### Task statement
Search the data below for the word "icon" and copy each line that holds it.

* * * * * * *

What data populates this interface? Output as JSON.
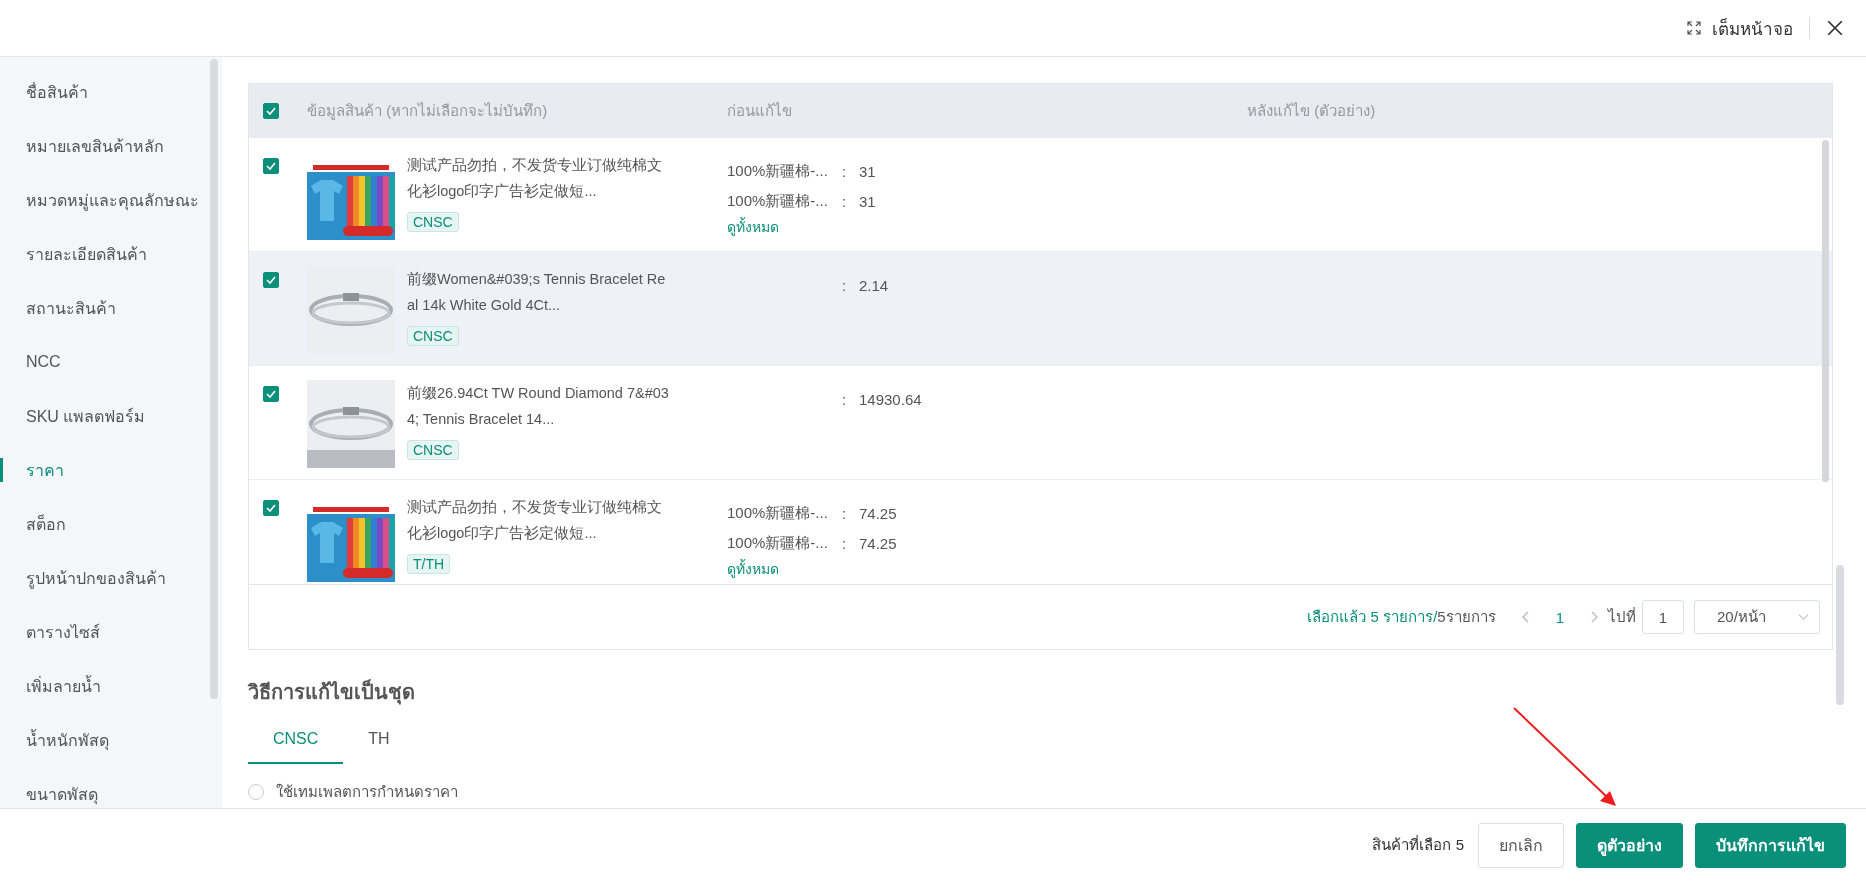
{
  "header": {
    "fullscreen_label": "เต็มหน้าจอ"
  },
  "sidebar": {
    "items": [
      {
        "label": "ชื่อสินค้า",
        "selected": false
      },
      {
        "label": "หมายเลขสินค้าหลัก",
        "selected": false
      },
      {
        "label": "หมวดหมู่และคุณลักษณะ",
        "selected": false
      },
      {
        "label": "รายละเอียดสินค้า",
        "selected": false
      },
      {
        "label": "สถานะสินค้า",
        "selected": false
      },
      {
        "label": "NCC",
        "selected": false
      },
      {
        "label": "SKU แพลตฟอร์ม",
        "selected": false
      },
      {
        "label": "ราคา",
        "selected": true
      },
      {
        "label": "สต็อก",
        "selected": false
      },
      {
        "label": "รูปหน้าปกของสินค้า",
        "selected": false
      },
      {
        "label": "ตารางไซส์",
        "selected": false
      },
      {
        "label": "เพิ่มลายน้ำ",
        "selected": false
      },
      {
        "label": "น้ำหนักพัสดุ",
        "selected": false
      },
      {
        "label": "ขนาดพัสดุ",
        "selected": false
      }
    ]
  },
  "table": {
    "select_all_checked": true,
    "columns": [
      "ข้อมูลสินค้า (หากไม่เลือกจะไม่บันทึก)",
      "ก่อนแก้ไข",
      "หลังแก้ไข (ตัวอย่าง)"
    ],
    "rows": [
      {
        "checked": true,
        "highlighted": false,
        "image": {
          "kind": "picture"
        },
        "name": "测试产品勿拍，不发货专业订做纯棉文化衫logo印字广告衫定做短...",
        "tag": "CNSC",
        "variants": [
          {
            "label": "100%新疆棉-...",
            "separator": ":",
            "value": "31"
          },
          {
            "label": "100%新疆棉-...",
            "separator": ":",
            "value": "31"
          }
        ],
        "view_all": "ดูทั้งหมด"
      },
      {
        "checked": true,
        "highlighted": true,
        "image": {
          "kind": "picture"
        },
        "name": "前缀Women&#039;s Tennis Bracelet Real 14k White Gold 4Ct...",
        "tag": "CNSC",
        "variants": [
          {
            "separator": ":",
            "value": "2.14"
          }
        ]
      },
      {
        "checked": true,
        "highlighted": false,
        "image": {
          "kind": "picture"
        },
        "name": "前缀26.94Ct TW Round Diamond 7&#034; Tennis Bracelet 14...",
        "tag": "CNSC",
        "variants": [
          {
            "separator": ":",
            "value": "14930.64"
          }
        ]
      },
      {
        "checked": true,
        "highlighted": false,
        "image": {
          "kind": "picture"
        },
        "name": "测试产品勿拍，不发货专业订做纯棉文化衫logo印字广告衫定做短...",
        "tag": "T/TH",
        "variants": [
          {
            "label": "100%新疆棉-...",
            "separator": ":",
            "value": "74.25"
          },
          {
            "label": "100%新疆棉-...",
            "separator": ":",
            "value": "74.25"
          }
        ],
        "view_all": "ดูทั้งหมด"
      }
    ],
    "pagination": {
      "selected_text": "เลือกแล้ว 5 รายการ/",
      "total_text": "5รายการ",
      "current_page": "1",
      "goto_label": "ไปที่",
      "goto_value": "1",
      "page_size": "20/หน้า"
    }
  },
  "batch_section": {
    "title": "วิธีการแก้ไขเป็นชุด",
    "tabs": [
      {
        "label": "CNSC",
        "selected": true
      },
      {
        "label": "TH",
        "selected": false
      }
    ],
    "options": [
      {
        "label": "ใช้เทมเพลตการกำหนดราคา",
        "selected": false
      }
    ]
  },
  "footer": {
    "selected_count": "สินค้าที่เลือก 5",
    "cancel": "ยกเลิก",
    "preview": "ดูตัวอย่าง",
    "save": "บันทึกการแก้ไข"
  }
}
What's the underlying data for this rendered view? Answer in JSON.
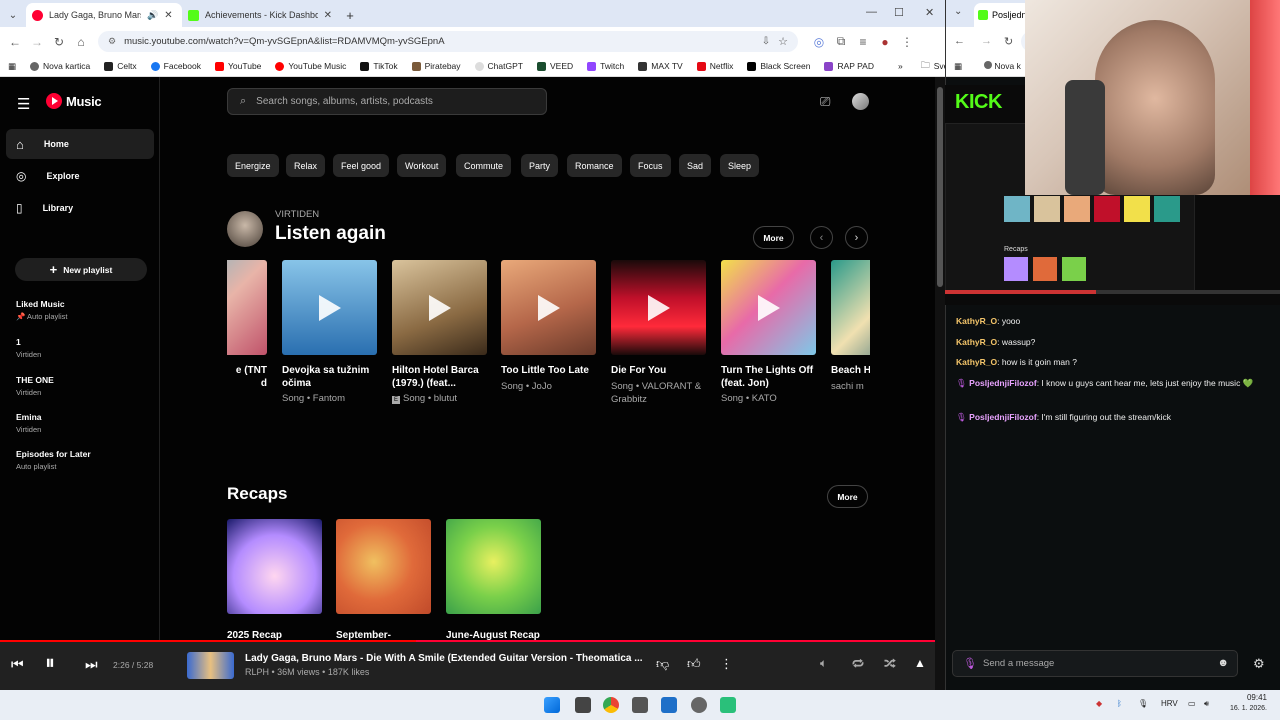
{
  "chrome": {
    "tabs": [
      {
        "title": "Lady Gaga, Bruno Mars - Di",
        "color": "#ff0033"
      },
      {
        "title": "Achievements - Kick Dashboard",
        "color": "#53fc18"
      }
    ],
    "url": "music.youtube.com/watch?v=Qm-yvSGEpnA&list=RDAMVMQm-yvSGEpnA",
    "bookmarks": [
      "Nova kartica",
      "Celtx",
      "Facebook",
      "YouTube",
      "YouTube Music",
      "TikTok",
      "Piratebay",
      "ChatGPT",
      "VEED",
      "Twitch",
      "MAX TV",
      "Netflix",
      "Black Screen",
      "RAP PAD"
    ],
    "bookmark_folder": "Sve oznake",
    "right_tab_title": "Posljednj",
    "right_bookmark": "Nova k"
  },
  "ytm": {
    "logo": "Music",
    "search_placeholder": "Search songs, albums, artists, podcasts",
    "nav": [
      {
        "label": "Home",
        "icon": "home-icon"
      },
      {
        "label": "Explore",
        "icon": "compass-icon"
      },
      {
        "label": "Library",
        "icon": "library-icon"
      }
    ],
    "new_playlist": "New playlist",
    "playlists": [
      {
        "name": "Liked Music",
        "sub": "Auto playlist"
      },
      {
        "name": "1",
        "sub": "Virtiden"
      },
      {
        "name": "THE ONE",
        "sub": "Virtiden"
      },
      {
        "name": "Emina",
        "sub": "Virtiden"
      },
      {
        "name": "Episodes for Later",
        "sub": "Auto playlist"
      }
    ],
    "chips": [
      "Energize",
      "Relax",
      "Feel good",
      "Workout",
      "Commute",
      "Party",
      "Romance",
      "Focus",
      "Sad",
      "Sleep"
    ],
    "listen_again": {
      "user": "VIRTIDEN",
      "title": "Listen again",
      "more": "More",
      "items": [
        {
          "title": "e (TNT\nd",
          "sub": ""
        },
        {
          "title": "Devojka sa tužnim očima",
          "sub": "Song • Fantom"
        },
        {
          "title": "Hilton Hotel Barca (1979.) (feat...",
          "sub": "Song • blutut"
        },
        {
          "title": "Too Little Too Late",
          "sub": "Song • JoJo"
        },
        {
          "title": "Die For You",
          "sub": "Song • VALORANT & Grabbitz"
        },
        {
          "title": "Turn The Lights Off (feat. Jon)",
          "sub": "Song • KATO"
        },
        {
          "title": "Beach H (Slowed",
          "sub": "sachi m"
        }
      ]
    },
    "recaps": {
      "title": "Recaps",
      "more": "More",
      "items": [
        "2025 Recap",
        "September-",
        "June-August Recap"
      ]
    },
    "player": {
      "time": "2:26 / 5:28",
      "progress": 0.445,
      "title": "Lady Gaga, Bruno Mars - Die With A Smile (Extended Guitar Version - Theomatica ...",
      "sub": "RLPH • 36M views • 187K likes"
    }
  },
  "kick": {
    "chat": [
      {
        "user": "KathyR_O",
        "text": "yooo",
        "color": "#f4c56a"
      },
      {
        "user": "KathyR_O",
        "text": "wassup?",
        "color": "#f4c56a"
      },
      {
        "user": "KathyR_O",
        "text": "how is it goin man ?",
        "color": "#f4c56a"
      },
      {
        "user": "PosljednjiFilozof",
        "text": "I know u guys cant hear me, lets just enjoy the music 💚",
        "color": "#e9a3ff"
      },
      {
        "user": "PosljednjiFilozof",
        "text": "I'm still figuring out the stream/kick",
        "color": "#e9a3ff"
      }
    ],
    "input_placeholder": "Send a message",
    "logo": "KICK",
    "preview_recaps": "Recaps"
  },
  "taskbar": {
    "lang": "HRV",
    "time": "09:41",
    "date": "16. 1. 2026."
  }
}
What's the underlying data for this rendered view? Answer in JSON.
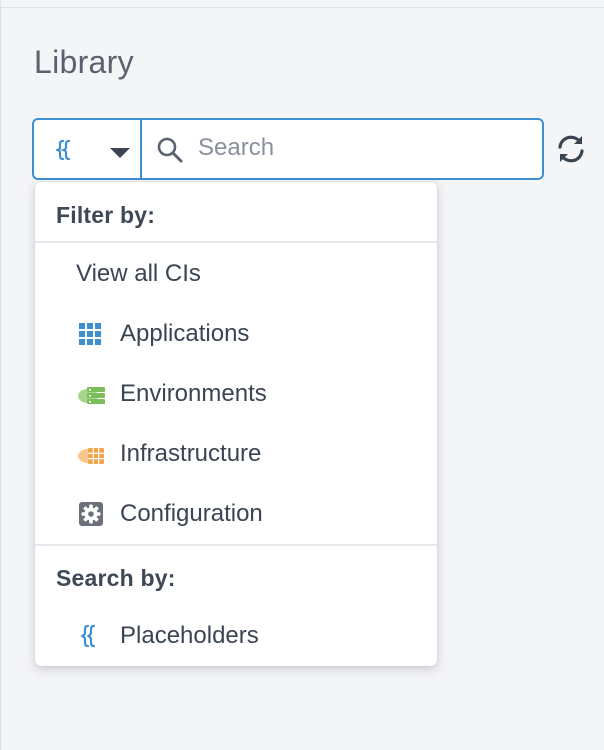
{
  "panel": {
    "title": "Library"
  },
  "search": {
    "placeholder": "Search",
    "value": ""
  },
  "dropdown": {
    "filter_header": "Filter by:",
    "filter_items": [
      {
        "label": "View all CIs",
        "icon": ""
      },
      {
        "label": "Applications",
        "icon": "applications-grid-icon"
      },
      {
        "label": "Environments",
        "icon": "environments-cloud-server-icon"
      },
      {
        "label": "Infrastructure",
        "icon": "infrastructure-cloud-grid-icon"
      },
      {
        "label": "Configuration",
        "icon": "configuration-gear-icon"
      }
    ],
    "search_header": "Search by:",
    "search_items": [
      {
        "label": "Placeholders",
        "icon": "placeholder-braces-icon"
      }
    ]
  },
  "colors": {
    "accent_blue": "#3d8fd1",
    "environments_green": "#7cbf5a",
    "infrastructure_orange": "#f3a44a",
    "configuration_gray": "#6b7079"
  }
}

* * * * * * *

### Written response
        "icon": "home-icon"
        "icon": "compass-icon"
        "icon": "library-icon"
        "icon": ""
        "icon": "applications-grid-icon"
        "icon": "environments-cloud-server-icon"
        "icon": "infrastructure-cloud-grid-icon"
        "icon": "configuration-gear-icon"
        "icon": "placeholder-braces-icon"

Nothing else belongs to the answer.